"It was bit of luck really to win against Damian,'' Paddy says modestly.

"He made a bit of a mistake with his first shot while he was stringing and I managed to take advantage and go on for the win.

"We had a good game though and I'm proud we both made it to the final. It was good for us and the Kamo Club, who have really been wonderful with me and I really appreciate their input.''

Stringing is a way of deciding which player first gets options to strike. It is similar to toss in any other match.

In billiards, both players play the cue ball towards the opposite cushion and ensure it comes back to the baulk cushion. Whoever manages to keep the ball closer to the baulk cushion has the option whether to go first or second.

Paddy said he was always happy to pass on his advice and knowledge to others who wanted to learn the game - regardless of their age.

He isn't a life-long billiards player himself, having only taken up the game when he was 45.

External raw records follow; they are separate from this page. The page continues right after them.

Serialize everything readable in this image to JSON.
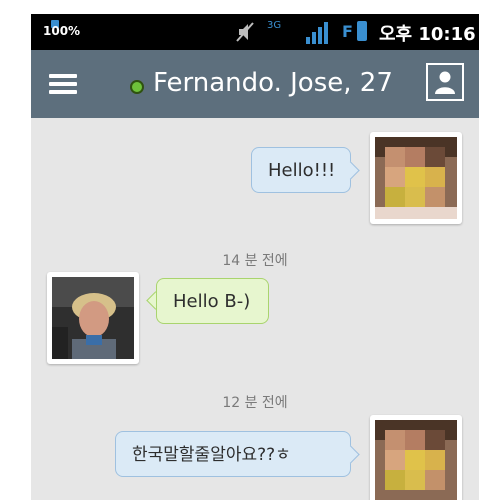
{
  "status_bar": {
    "battery_percent": "100%",
    "network": "3G",
    "carrier_label": "F",
    "time": "오후 10:16"
  },
  "header": {
    "contact_name": "Fernando. Jose, 27",
    "online": true
  },
  "messages": [
    {
      "direction": "outgoing",
      "text": "Hello!!!"
    },
    {
      "direction": "incoming",
      "text": "Hello B-)"
    },
    {
      "direction": "outgoing",
      "text": "한국말할줄알아요??ㅎ"
    }
  ],
  "timestamps": [
    "14 분 전에",
    "12 분 전에"
  ],
  "colors": {
    "appbar": "#5d6f7d",
    "outgoing_bubble": "#dbeaf6",
    "incoming_bubble": "#e7f6cf",
    "online": "#6ec23a"
  }
}
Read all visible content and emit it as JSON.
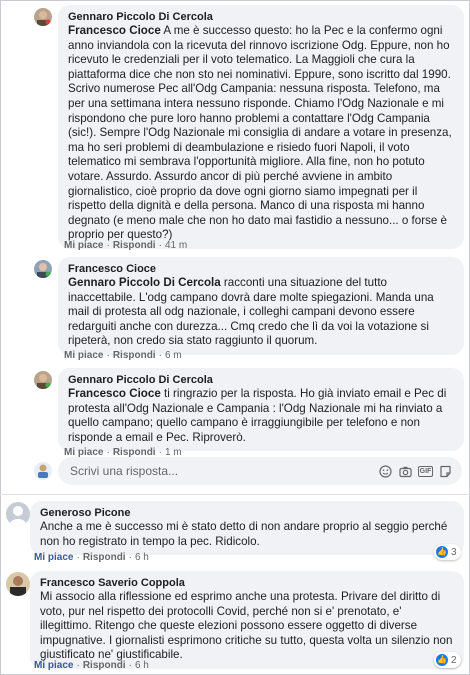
{
  "comments": [
    {
      "author": "Gennaro Piccolo Di Cercola",
      "mention": "Francesco Cioce",
      "text": " A me è successo questo: ho la Pec e la confermo ogni anno inviandola con la ricevuta del rinnovo iscrizione Odg. Eppure, non ho ricevuto le credenziali per il voto telematico. La Maggioli che cura la piattaforma dice che non sto nei nominativi. Eppure, sono iscritto dal 1990. Scrivo numerose Pec all'Odg Campania: nessuna risposta. Telefono, ma per una settimana intera nessuno risponde. Chiamo l'Odg Nazionale e mi rispondono che pure loro hanno problemi a contattare l'Odg Campania (sic!). Sempre l'Odg Nazionale mi consiglia di andare a votare in presenza, ma ho seri problemi di deambulazione e risiedo fuori Napoli, il voto telematico mi sembrava l'opportunità migliore. Alla fine, non ho potuto votare. Assurdo. Assurdo ancor di più perché avviene in ambito giornalistico, cioè proprio da dove ogni giorno siamo impegnati per il rispetto della dignità e della persona. Manco di una risposta mi hanno degnato (e meno male che non ho dato mai fastidio a nessuno... o forse è proprio per questo?)",
      "like": "Mi piace",
      "reply": "Rispondi",
      "time": "41 m"
    },
    {
      "author": "Francesco Cioce",
      "mention": "Gennaro Piccolo Di Cercola",
      "text": " racconti una situazione del tutto inaccettabile. L'odg campano dovrà dare molte spiegazioni. Manda una mail di protesta all odg nazionale, i colleghi campani devono essere redarguiti anche con durezza... Cmq credo che lì da voi la votazione si ripeterà, non credo sia stato raggiunto il quorum.",
      "like": "Mi piace",
      "reply": "Rispondi",
      "time": "6 m"
    },
    {
      "author": "Gennaro Piccolo Di Cercola",
      "mention": "Francesco Cioce",
      "text": " ti ringrazio per la risposta. Ho già inviato email e Pec di protesta all'Odg Nazionale e Campania : l'Odg Nazionale mi ha rinviato a quello campano; quello campano è irraggiungibile per telefono e non risponde a email e Pec. Riproverò.",
      "like": "Mi piace",
      "reply": "Rispondi",
      "time": "1 m"
    },
    {
      "author": "Generoso Picone",
      "text": "Anche a me è successo mi è stato detto di non andare proprio al seggio perché non ho registrato in tempo la pec. Ridicolo.",
      "like": "Mi piace",
      "reply": "Rispondi",
      "time": "6 h",
      "reactions": "3"
    },
    {
      "author": "Francesco Saverio Coppola",
      "text": "Mi associo alla riflessione ed esprimo anche una protesta. Privare del diritto di voto, pur nel rispetto dei protocolli Covid, perché non si e' prenotato, e' illegittimo. Ritengo che queste elezioni possono essere oggetto di diverse impugnative. I giornalisti esprimono critiche su tutto, questa volta un silenzio non giustificato ne' giustificabile.",
      "like": "Mi piace",
      "reply": "Rispondi",
      "time": "6 h",
      "reactions": "2"
    }
  ],
  "reply_box": {
    "placeholder": "Scrivi una risposta..."
  },
  "icons": {
    "avatar_gennaro": "person-photo",
    "avatar_cioce": "person-photo",
    "avatar_picone": "default-silhouette",
    "avatar_coppola": "person-photo",
    "reply_tools": [
      "emoji-icon",
      "camera-icon",
      "gif-icon",
      "sticker-icon"
    ],
    "reaction": "like-icon"
  },
  "colors": {
    "bubble": "#f0f2f5",
    "meta": "#65676b",
    "like_active": "#385898",
    "like_badge": "#1877f2"
  }
}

''You're never too old to learn it really.''

Even if you don't have full eyesight.